Report how many lines below include "icon", giving the figure alone.

[Opening Records for processing section]

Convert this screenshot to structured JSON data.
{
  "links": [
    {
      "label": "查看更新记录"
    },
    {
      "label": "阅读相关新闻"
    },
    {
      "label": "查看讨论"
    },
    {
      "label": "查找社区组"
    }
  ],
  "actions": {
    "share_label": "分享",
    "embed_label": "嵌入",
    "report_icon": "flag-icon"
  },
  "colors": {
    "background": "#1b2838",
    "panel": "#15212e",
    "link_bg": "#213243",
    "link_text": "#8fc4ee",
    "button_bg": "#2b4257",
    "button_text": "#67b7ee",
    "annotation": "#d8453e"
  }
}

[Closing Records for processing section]
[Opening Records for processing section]

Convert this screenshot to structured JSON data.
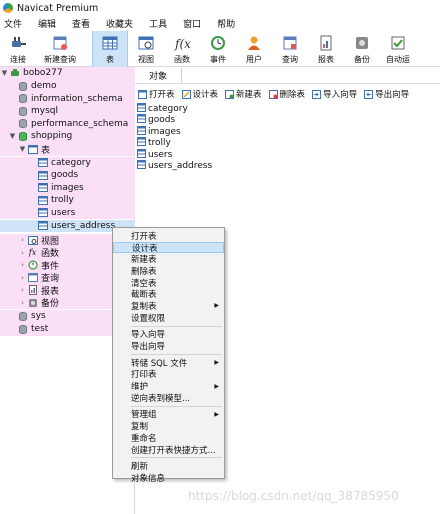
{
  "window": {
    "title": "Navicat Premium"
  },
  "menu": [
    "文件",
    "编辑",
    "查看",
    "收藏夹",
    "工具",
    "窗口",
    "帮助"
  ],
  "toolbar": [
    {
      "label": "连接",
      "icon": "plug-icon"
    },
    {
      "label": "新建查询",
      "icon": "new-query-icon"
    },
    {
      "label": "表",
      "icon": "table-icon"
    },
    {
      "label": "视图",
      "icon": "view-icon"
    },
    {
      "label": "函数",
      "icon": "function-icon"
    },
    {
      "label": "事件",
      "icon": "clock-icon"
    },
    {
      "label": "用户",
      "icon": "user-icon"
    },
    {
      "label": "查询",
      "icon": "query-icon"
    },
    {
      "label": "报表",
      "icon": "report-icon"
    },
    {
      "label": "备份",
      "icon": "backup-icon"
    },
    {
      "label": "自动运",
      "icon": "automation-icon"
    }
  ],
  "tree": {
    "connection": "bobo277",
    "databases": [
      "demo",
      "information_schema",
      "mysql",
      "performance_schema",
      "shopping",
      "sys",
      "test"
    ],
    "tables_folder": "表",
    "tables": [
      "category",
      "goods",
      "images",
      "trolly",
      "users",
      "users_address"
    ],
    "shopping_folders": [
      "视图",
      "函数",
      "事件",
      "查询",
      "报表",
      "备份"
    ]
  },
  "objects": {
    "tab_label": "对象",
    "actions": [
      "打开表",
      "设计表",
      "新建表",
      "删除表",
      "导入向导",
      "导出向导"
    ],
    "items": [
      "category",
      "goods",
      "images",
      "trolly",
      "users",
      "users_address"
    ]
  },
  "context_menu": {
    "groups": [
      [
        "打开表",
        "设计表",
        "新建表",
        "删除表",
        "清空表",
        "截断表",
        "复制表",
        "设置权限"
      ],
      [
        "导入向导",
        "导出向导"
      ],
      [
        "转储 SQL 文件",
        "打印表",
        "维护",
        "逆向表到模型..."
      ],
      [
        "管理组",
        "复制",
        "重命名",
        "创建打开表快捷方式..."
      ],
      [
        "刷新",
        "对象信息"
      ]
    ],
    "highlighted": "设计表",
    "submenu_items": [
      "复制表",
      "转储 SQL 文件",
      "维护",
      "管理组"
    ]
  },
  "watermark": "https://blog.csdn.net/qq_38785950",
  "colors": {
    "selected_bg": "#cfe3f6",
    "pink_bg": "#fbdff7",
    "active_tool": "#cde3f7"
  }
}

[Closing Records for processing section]

▸ **Result for this exercise**: 12